Page and application data records

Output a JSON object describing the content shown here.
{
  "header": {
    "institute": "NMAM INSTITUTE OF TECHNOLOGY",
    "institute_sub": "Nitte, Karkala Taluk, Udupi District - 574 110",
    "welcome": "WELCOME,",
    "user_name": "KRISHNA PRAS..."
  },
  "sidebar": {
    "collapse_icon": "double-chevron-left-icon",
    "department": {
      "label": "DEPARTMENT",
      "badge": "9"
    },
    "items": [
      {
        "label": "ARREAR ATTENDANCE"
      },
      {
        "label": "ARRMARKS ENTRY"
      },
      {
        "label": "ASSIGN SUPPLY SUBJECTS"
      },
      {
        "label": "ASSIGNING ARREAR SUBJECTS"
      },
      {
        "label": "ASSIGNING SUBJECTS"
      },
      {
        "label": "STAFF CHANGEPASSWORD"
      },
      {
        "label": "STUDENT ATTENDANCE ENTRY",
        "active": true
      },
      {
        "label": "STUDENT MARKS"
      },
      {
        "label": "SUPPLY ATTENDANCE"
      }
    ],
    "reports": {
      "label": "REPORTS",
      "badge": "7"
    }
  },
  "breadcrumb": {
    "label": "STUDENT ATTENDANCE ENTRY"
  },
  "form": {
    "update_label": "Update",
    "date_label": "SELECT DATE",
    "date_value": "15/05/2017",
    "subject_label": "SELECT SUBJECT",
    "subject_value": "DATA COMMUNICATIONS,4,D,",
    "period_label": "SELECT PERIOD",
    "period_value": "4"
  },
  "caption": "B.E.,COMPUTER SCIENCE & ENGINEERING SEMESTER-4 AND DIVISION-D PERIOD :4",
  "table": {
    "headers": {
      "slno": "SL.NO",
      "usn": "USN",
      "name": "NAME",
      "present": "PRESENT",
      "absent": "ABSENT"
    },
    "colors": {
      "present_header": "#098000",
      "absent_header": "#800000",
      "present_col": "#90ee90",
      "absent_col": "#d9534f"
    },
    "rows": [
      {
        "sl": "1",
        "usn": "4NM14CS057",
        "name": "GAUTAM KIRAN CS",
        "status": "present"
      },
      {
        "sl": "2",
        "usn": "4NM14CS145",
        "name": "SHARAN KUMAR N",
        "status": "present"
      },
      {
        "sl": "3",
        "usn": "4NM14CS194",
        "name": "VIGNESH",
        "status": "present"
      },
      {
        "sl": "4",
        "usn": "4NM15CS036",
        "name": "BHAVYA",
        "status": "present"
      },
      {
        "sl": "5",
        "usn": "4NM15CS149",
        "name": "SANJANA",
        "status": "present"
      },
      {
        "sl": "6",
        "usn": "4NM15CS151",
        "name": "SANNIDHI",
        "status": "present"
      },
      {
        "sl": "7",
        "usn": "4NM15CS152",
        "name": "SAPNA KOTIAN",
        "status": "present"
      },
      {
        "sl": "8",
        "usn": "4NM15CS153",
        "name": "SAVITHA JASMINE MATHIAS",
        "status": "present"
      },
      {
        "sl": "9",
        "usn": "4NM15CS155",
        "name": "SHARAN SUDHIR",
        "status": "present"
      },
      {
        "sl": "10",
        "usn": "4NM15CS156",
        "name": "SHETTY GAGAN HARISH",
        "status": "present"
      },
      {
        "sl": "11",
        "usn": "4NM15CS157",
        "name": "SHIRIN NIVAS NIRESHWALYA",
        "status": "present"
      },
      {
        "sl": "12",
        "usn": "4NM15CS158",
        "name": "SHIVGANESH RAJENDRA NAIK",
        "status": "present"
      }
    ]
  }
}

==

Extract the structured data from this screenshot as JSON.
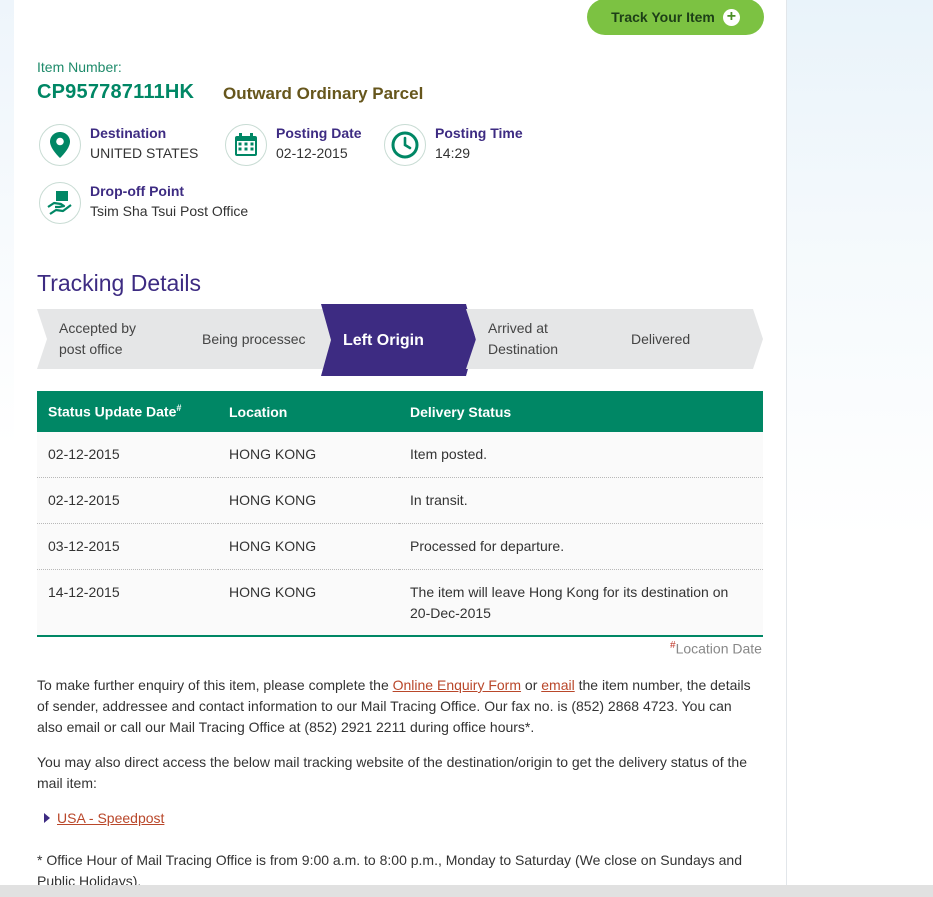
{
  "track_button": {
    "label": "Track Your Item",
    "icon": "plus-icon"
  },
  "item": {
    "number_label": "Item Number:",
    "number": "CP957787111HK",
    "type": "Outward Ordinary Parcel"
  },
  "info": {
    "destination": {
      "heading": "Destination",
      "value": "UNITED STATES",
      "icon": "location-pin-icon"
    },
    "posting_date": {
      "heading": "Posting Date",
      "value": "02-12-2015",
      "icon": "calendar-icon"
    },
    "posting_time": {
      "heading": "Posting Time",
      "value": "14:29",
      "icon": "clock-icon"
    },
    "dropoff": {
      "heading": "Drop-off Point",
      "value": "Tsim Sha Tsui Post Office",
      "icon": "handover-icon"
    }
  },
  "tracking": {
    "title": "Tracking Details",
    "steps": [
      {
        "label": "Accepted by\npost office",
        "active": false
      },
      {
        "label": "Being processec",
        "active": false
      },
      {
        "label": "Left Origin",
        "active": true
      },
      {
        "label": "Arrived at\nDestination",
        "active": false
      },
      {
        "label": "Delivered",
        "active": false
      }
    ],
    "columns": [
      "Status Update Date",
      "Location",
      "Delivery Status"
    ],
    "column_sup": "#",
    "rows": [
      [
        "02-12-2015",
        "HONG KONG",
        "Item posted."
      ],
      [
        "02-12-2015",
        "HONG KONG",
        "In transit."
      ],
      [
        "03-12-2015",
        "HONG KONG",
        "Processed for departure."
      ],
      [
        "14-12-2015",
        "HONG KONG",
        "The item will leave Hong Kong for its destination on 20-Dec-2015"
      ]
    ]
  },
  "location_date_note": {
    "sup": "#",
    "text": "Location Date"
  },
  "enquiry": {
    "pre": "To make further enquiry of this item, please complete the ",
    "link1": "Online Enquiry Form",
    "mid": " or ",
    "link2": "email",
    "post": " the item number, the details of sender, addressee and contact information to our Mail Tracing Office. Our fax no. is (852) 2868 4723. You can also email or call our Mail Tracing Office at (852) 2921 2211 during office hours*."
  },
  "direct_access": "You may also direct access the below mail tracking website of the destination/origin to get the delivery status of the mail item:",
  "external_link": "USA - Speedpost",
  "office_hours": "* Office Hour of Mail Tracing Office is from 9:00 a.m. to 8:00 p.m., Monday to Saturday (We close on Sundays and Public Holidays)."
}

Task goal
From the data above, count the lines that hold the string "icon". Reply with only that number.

Exercise output
6